A curious debate was sparked in the Austrian parliament, newspaper Der Standard reported. 

On Wednesday, the Lower Austrian ÖVP regional manager Bernhard Ebner took his turn as a respondent during the parliamentary inquiry committee investigating alleged corruption allegations against his centre-right party. 

Ebner had begun his appearance with a “Grüß Gott”, to which SPÖ parliamentary group leader Kai Jan Krainer is said to have “briskly replicated”: “In Vienna, it’s not Grüß Gott, but Guten Tag.” The ÖVP was quick to comment that “Whoever says ‘Grüß Gott’ is now verbally attacked by the SPÖ.” 

 But what is the difference between these greetings?

‘Grüß Got’ is widespread in the Catholic German-speaking area: in Austria, in the German states of Bavaria and Baden-Württemberg, and in South Tyrol. Strictly speaking, it means: “God greets you”. It is similar to “Pfiat di Gott”, which comes from “Behüt dich Gott” or the Swiss “Grüezi”. Initially, these phrases meant a blessing.

The spiritual background leads to the fact that “Grüß Gott” is still used today primarily by religiously influenced, more conservative people. On the other hand, more secular, left-oriented people tend to use different formulations such as “Begrüße Sie” (Greetings) or  “Guten Tag” (Good day).

However, the way of greeting currently gives less clear information about worldview and political affiliation. “Grüß Gott” often has as little to do with religion as “Gott sei Dank” (thank God). 

Additionally, less formal forms of address, such as the more friendly “Hallo” or its English counterpart “Hi”, are steadily finding their way into everyday speech. Amicable greeting idioms such as “Griaß di/eich” or “Servus” also remain popular. 

READ ALSO: Five unwritten rules that explain how Austria works

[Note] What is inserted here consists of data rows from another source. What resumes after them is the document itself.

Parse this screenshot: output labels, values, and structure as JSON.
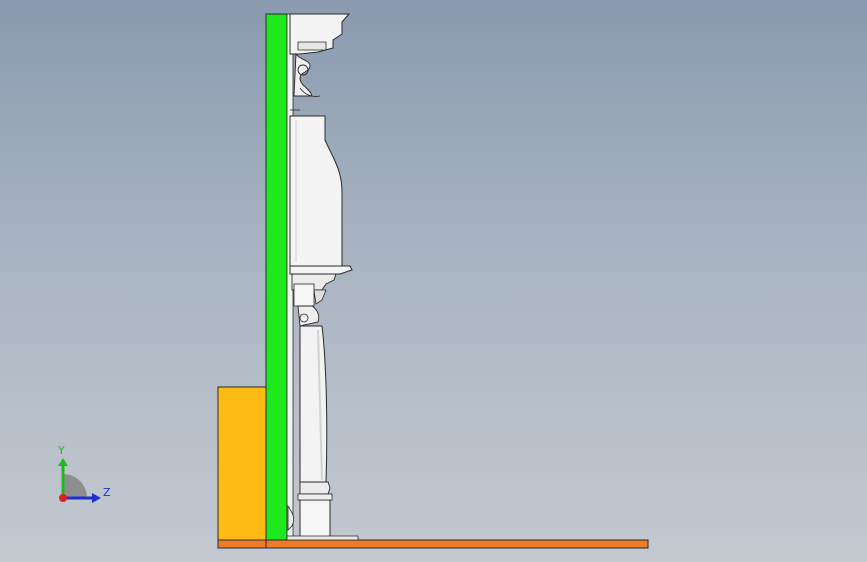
{
  "viewport": {
    "background_top": "#8a9aaf",
    "background_bottom": "#c4c9d0"
  },
  "model": {
    "colors": {
      "green_panel": "#1ee81e",
      "orange_block": "#ffbb14",
      "base_plate": "#f07a28",
      "ornament_white": "#f4f4f4",
      "edge": "#2a2a2a"
    }
  },
  "triad": {
    "y_label": "Y",
    "z_label": "Z",
    "y_color": "#1fb81f",
    "z_color": "#2030d0",
    "origin_color": "#e02020"
  }
}
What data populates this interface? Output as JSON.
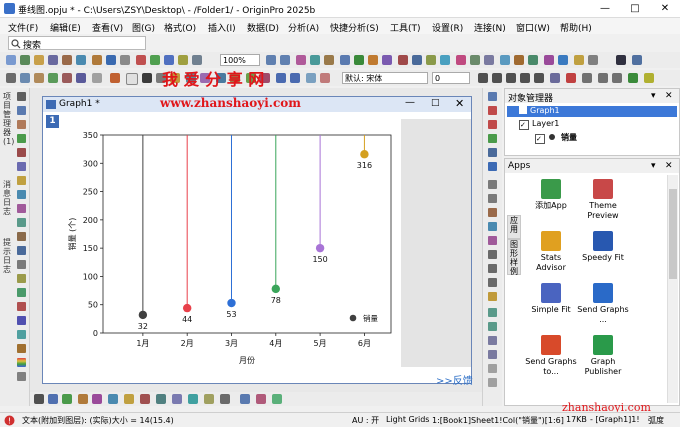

  • Everything that’s new in Vienna in December

From new energy bonuses being sent out to important trials and major events, here are the important changes, dates and events happening in Vienna in December.

  • Nazi material found during investigations on FPÖ

During the house searches in connection with the FPÖ finance affair in Graz in October, material with Nazi connection was also seized, broadcaster ORF reported. However, it is still unclear whether the material can be attributed to former FPÖ politicians.

On October 15th, house searches were carried out at 12 addresses in connection with the financial scandal surrounding opaque money flows at the Graz FPÖ. 

At the time, the investigators were targeting former FPÖ deputy mayor Mario Eustacchio, ex-club chairman Armin Sippel, ex-finance officer Matthias Eder and three other people, party-affiliated associations and fraternities.

READ ALSO: Is Austria’s Freedom Party a ‘far-right’ party?

  • Applications are now open for the €200 Vienna energy bonus

Monday marks the official start of the Vienna Energy Bonus and households can apply for a subsidy of €200.

With this measure, in addition to the subsidies provided by the federal government, the City of Vienna wants to help the citizens of the national capital because of the increase in energy prices and living costs.

READ ALSO: Vienna Energy Bonus: How to get a €200 payout

  • Austria finishes 8-wing luge weekend in World Cup

Austria received gold medals in all five races this Sunday to finish a perfect 8-8 weekend in the World Cup luge season. The hosting country also won three races on Saturday. 

Austrians took the top four spots in the men’s singles, and Nico Gleirscher was first also in the men’s spring (with Austrian Wolfgang Kindl second in both races). Madeleine Egle won the women’s sprint, while Selina Egle and Lara Kipp won the first World Cup women’s doubles sprint race on Sunday.

Yannick Müller and Armin Frauscher won the men’s doubles sprint. 

The series now moves to North America in the coming weekend.

READ ALSO: How to save money and still go skiing in Austria

  • Weather

Screenshot from ZAMG

The snow line lies between 700m in Vorarlberg and 1400m in parts of Carinthia, Austria’s meteorologic institute ZAMG said. By evening it will also start to rain or snow in Salzburg and Upper Styria. 

In the other regions, it will remain predominantly dry until the evening. High temperatures during the day are 3C to 8C.

If you have any questions about life in Austria, ideas for articles or news tips for The Local, please get in touch with us at [email protected].